* Exercise brief: Find every line below that contains the word "Armature" and copy it out.

Segment Start: Data to process

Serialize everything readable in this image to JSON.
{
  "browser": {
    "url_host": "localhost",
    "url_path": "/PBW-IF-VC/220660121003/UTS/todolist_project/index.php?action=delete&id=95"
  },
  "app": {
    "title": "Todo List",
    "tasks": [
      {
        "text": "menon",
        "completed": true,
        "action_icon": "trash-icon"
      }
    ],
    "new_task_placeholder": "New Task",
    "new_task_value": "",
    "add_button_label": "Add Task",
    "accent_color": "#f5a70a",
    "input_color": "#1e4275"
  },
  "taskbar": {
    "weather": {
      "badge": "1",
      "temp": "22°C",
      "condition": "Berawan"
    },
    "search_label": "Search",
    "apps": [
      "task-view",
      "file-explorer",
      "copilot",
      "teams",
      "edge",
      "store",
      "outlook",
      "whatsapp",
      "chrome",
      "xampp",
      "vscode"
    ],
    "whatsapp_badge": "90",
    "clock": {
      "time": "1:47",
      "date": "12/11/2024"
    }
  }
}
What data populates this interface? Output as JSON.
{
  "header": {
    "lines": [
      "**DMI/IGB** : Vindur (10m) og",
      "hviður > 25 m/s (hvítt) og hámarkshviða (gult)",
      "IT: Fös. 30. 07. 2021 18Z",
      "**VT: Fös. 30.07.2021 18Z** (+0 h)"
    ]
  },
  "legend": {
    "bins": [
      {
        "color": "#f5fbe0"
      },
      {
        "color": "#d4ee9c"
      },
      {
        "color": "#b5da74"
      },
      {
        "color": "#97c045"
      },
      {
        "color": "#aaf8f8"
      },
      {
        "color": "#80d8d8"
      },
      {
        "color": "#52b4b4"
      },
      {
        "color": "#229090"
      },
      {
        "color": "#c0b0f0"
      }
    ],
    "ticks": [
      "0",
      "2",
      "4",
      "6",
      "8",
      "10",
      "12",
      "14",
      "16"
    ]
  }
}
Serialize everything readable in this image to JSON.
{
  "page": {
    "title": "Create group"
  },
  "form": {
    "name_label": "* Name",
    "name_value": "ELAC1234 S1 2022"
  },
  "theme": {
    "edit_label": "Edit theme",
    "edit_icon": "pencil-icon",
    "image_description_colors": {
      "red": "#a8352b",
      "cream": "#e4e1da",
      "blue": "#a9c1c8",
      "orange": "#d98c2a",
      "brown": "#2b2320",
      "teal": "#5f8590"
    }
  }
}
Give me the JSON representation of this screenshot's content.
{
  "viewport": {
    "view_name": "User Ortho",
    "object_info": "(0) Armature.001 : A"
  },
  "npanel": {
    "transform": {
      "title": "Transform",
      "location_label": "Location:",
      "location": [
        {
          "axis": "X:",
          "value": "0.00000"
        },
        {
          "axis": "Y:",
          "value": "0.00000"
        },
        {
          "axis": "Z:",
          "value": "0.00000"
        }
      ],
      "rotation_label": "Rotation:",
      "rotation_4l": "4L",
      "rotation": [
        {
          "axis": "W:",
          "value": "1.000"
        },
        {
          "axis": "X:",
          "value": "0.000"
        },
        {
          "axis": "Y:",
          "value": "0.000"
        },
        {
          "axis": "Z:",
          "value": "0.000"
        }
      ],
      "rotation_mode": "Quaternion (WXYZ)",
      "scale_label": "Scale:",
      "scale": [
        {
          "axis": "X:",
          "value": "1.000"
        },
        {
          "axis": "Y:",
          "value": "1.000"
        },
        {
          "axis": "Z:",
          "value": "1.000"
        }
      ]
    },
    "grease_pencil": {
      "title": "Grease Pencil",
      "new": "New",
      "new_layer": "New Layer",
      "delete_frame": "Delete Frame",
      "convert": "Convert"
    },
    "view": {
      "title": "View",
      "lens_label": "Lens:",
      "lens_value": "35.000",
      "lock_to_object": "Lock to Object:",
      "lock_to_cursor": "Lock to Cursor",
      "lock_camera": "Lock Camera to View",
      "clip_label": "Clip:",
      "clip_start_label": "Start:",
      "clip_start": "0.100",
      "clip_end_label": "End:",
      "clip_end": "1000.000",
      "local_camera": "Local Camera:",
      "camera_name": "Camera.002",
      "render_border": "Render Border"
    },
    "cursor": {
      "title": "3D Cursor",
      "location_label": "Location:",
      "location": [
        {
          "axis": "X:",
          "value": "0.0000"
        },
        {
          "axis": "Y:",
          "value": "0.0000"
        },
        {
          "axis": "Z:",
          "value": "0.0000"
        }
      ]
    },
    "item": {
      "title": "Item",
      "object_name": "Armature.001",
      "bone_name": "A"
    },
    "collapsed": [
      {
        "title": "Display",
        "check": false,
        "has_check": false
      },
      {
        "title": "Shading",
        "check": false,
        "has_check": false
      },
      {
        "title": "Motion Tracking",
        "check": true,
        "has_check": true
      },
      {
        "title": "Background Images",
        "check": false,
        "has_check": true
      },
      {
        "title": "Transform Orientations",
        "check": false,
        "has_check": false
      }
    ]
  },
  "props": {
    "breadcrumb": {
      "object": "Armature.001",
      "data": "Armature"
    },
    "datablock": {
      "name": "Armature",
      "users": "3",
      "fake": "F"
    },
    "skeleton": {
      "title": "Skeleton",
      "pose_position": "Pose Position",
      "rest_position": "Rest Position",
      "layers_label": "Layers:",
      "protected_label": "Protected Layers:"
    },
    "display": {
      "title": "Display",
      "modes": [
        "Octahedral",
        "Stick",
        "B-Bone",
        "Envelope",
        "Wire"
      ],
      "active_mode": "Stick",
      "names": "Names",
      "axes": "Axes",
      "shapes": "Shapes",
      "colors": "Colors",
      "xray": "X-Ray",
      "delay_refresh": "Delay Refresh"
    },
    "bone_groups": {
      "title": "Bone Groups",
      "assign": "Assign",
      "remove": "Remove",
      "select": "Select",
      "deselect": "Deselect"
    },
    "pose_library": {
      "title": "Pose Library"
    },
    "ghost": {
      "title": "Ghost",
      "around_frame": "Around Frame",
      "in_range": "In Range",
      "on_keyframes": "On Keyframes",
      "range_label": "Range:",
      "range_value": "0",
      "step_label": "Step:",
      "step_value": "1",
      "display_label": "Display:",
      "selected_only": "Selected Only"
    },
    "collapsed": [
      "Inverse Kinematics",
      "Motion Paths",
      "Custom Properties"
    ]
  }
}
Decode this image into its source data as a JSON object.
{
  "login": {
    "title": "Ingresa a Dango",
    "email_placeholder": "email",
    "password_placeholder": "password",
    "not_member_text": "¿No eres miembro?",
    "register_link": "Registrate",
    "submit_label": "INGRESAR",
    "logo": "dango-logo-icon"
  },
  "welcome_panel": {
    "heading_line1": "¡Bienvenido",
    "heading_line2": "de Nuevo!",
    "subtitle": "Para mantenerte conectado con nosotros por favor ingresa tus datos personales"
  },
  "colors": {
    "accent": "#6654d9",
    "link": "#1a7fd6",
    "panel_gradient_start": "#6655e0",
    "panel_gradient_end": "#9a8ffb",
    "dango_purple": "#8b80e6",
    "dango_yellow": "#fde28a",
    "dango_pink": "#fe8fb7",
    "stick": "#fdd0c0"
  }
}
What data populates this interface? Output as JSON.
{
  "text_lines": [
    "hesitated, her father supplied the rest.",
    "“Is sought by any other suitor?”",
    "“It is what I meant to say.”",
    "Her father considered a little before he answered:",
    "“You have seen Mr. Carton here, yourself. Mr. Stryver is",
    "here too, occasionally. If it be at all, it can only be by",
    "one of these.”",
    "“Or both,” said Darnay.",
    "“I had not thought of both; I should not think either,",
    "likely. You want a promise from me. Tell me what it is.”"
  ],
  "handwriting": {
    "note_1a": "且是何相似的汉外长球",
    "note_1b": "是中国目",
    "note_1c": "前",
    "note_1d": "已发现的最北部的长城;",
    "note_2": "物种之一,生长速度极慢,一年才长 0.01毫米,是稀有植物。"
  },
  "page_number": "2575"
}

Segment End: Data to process

* Written solution:
    "object_info": "(0) Armature.001 : A"
      "object_name": "Armature.001",
      "object": "Armature.001",
      "data": "Armature"
      "name": "Armature",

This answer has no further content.